**TASK INSTRUCTIONS:**
What is needed is a single figure: how many lines of the records below contain the word "Steller".

Data records for software interfaces
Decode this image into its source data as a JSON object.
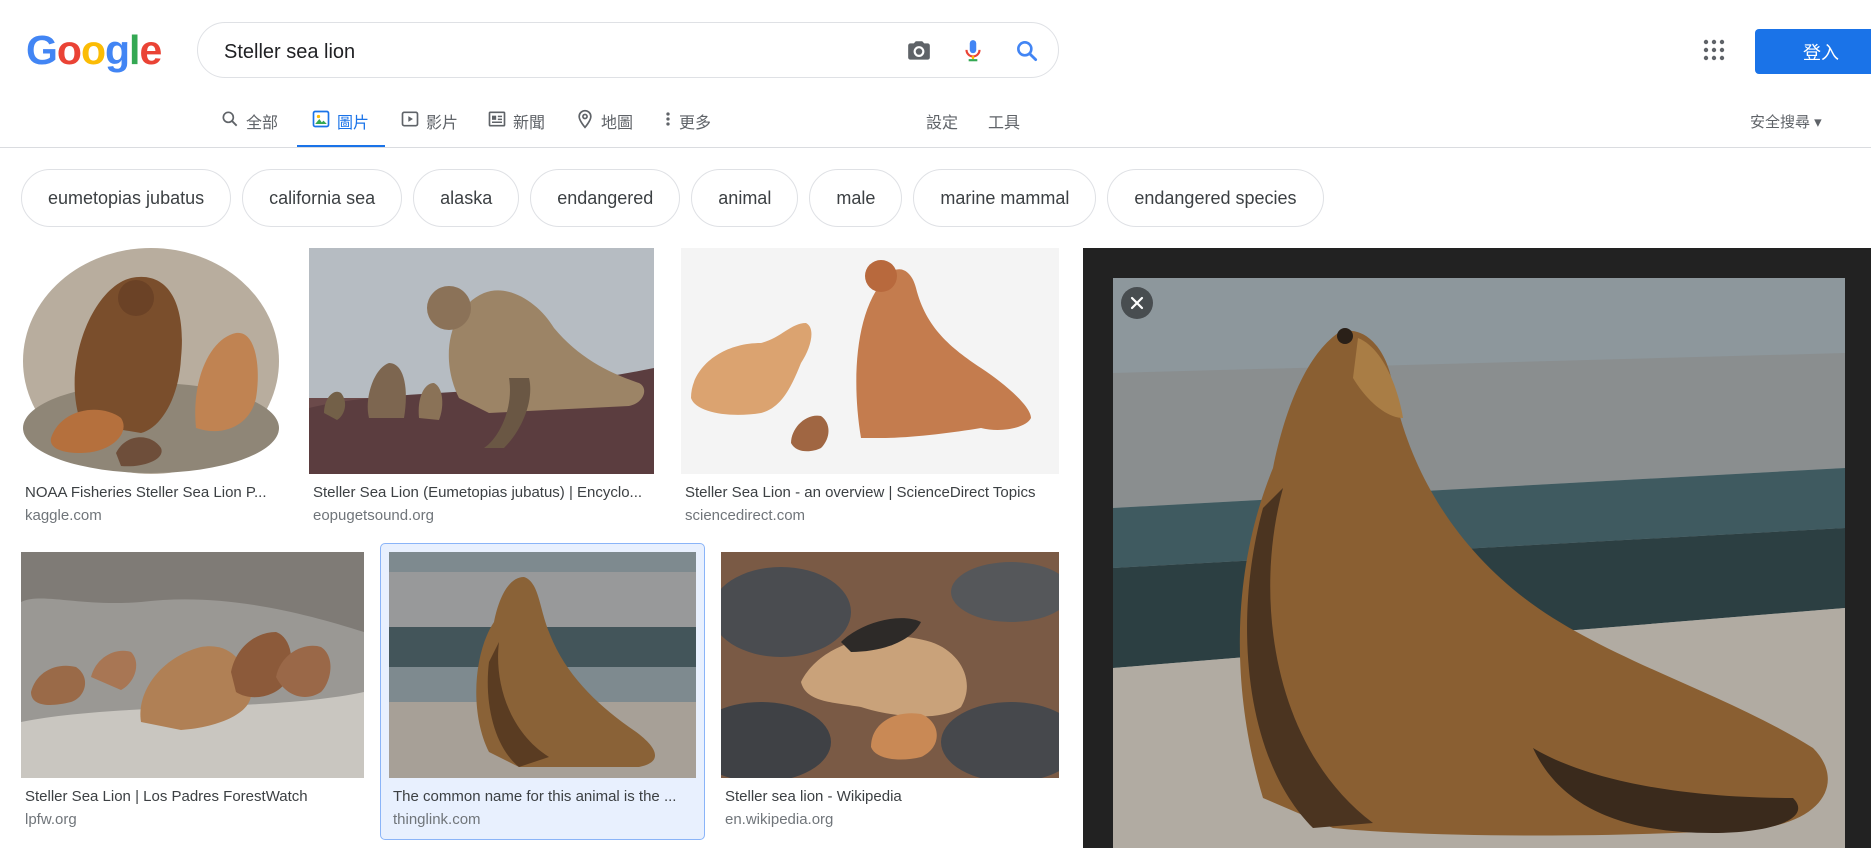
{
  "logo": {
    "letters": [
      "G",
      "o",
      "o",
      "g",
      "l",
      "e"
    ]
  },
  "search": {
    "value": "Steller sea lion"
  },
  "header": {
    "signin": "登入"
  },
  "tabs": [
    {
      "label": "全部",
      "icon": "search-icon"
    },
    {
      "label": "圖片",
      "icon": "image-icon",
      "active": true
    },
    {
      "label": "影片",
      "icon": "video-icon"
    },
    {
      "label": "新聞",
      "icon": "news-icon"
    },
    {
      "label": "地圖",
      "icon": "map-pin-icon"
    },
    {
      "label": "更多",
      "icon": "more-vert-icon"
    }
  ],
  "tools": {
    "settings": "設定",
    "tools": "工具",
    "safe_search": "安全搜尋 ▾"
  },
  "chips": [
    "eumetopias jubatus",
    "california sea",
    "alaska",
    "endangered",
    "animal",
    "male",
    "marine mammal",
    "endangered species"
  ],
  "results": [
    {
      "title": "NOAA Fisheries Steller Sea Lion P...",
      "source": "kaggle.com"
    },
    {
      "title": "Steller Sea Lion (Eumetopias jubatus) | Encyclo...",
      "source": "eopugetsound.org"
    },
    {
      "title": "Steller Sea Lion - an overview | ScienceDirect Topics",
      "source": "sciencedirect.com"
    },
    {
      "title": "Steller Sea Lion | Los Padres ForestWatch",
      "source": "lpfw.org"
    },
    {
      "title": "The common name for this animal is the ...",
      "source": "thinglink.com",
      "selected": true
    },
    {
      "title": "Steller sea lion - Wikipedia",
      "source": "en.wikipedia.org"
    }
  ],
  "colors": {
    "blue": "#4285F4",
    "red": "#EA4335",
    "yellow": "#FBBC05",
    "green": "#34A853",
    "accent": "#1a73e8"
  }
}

**WRITTEN RESPONSE:**
6